St. Lawrence River

Nick Lippa / WBFO News

After another year with record high lake levels, New York State has formed a multi-agency task force to come develop plans to strengthen infrastructure along Lake Ontario’s shoreline. The Resiliency and Economic Development Initiative Commission -- also known as REDI -- continues to meet with local municipalities. WBFO’s Nick Lippa attended Tuesday's meeting in Albion to see how the meetings are progressing.

Photo courtesy of Lamar Bliss

Flooding on Lake Ontario broke records this year. A lot of shoreline residents say they’ve never seen water levels anywhere near this year's, but in fact Lake Ontario has flooded many times before.


Emily Russell

People along Lake Ontario and the St. Lawrence River continue to be anxious as water laps up on docks and decks across the region. The weekend’s rain didn’t help the situation.

Emily Russell

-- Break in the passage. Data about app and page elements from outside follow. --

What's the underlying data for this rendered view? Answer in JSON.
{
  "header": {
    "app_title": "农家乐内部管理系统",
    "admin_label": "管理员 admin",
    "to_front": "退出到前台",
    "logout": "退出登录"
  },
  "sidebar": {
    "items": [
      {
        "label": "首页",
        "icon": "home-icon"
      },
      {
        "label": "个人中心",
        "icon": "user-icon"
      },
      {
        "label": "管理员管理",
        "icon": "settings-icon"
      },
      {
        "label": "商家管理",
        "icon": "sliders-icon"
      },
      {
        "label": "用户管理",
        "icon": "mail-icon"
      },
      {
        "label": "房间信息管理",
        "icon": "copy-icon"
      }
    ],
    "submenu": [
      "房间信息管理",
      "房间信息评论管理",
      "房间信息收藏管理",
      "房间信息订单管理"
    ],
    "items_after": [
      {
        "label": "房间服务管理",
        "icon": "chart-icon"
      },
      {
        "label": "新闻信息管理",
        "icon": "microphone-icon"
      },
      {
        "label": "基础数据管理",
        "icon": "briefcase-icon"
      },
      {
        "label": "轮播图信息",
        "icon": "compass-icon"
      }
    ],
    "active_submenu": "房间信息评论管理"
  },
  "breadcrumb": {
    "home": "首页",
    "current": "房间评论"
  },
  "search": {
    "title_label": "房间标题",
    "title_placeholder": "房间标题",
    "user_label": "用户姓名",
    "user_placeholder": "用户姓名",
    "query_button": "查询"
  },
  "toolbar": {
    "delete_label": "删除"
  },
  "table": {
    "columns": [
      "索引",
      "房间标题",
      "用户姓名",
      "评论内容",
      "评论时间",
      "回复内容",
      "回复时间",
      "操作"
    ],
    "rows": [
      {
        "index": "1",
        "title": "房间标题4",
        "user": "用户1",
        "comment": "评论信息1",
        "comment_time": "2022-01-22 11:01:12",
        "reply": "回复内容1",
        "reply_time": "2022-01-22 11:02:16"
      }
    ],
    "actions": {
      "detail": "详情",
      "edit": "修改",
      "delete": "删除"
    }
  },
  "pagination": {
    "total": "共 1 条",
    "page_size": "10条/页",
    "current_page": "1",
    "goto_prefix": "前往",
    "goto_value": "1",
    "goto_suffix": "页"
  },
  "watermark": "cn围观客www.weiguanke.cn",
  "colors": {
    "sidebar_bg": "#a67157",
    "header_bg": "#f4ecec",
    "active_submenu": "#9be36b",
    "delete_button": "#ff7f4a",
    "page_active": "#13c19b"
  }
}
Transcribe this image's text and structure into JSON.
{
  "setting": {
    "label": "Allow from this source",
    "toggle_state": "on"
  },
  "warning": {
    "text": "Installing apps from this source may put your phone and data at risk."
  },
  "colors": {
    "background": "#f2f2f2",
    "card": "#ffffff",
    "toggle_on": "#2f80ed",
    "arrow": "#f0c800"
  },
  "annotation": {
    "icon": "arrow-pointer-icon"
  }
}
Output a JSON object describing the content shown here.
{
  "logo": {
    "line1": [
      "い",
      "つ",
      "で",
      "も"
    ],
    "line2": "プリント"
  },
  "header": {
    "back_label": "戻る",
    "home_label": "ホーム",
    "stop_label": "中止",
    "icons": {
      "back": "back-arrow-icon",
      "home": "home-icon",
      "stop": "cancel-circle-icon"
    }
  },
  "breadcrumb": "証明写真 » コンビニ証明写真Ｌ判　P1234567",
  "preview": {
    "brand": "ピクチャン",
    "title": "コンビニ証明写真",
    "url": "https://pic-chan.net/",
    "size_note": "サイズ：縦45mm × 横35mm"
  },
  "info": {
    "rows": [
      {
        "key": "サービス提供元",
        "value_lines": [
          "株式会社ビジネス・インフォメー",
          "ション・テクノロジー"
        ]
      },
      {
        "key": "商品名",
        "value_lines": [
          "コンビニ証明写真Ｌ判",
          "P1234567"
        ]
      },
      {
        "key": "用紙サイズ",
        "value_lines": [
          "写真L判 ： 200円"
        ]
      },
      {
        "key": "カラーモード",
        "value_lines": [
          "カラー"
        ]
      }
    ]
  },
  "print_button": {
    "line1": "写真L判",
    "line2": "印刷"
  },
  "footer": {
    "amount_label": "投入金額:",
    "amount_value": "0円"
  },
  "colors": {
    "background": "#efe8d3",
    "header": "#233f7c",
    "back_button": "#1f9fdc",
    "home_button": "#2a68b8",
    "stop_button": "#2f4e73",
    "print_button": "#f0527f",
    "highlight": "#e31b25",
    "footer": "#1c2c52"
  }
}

The Thousand Islands is a major tourist destination, but right now it's flooding. Water levels in the St. Lawrence River and Lake Ontario are higher than average and they’re expected to keep rising.

James Morgan

Major flooding in Canada is still slowing efforts to relieve high water in Lake Ontario through the St. Lawrence River.

File Photo / Lockport Police

Nearly $3 million in additional relief funding is going to communities in five upstate New York counties along Lake Ontario to help them recover from last year's flooding.

WRVO News

The government body that regulates water levels on Lake Ontario is reducing the outflows to the St. Lawrence River. The International Joint Commission says water levels have dropped rapidly, down 12 inches since the peak in late May. However, that is drawing some criticism from shoreline residents who say the move is premature.

Additional efforts have been put into place to decrease flooding along Lake Ontario and the St. Lawrence River.

WBFO's Mike Desmond

For the fishing and tourism Village of Olcott on the Lake Ontario shore, Sunday was an opportunity to recover from the terrible weather of recent weeks.

File photo

A new report from Ontario paints a gloomy economic picture as a result of continued low water levels in the Great Lakes and St. Lawrence River. It could cost the U.S. and Canada more than $19 billion by the year 2050.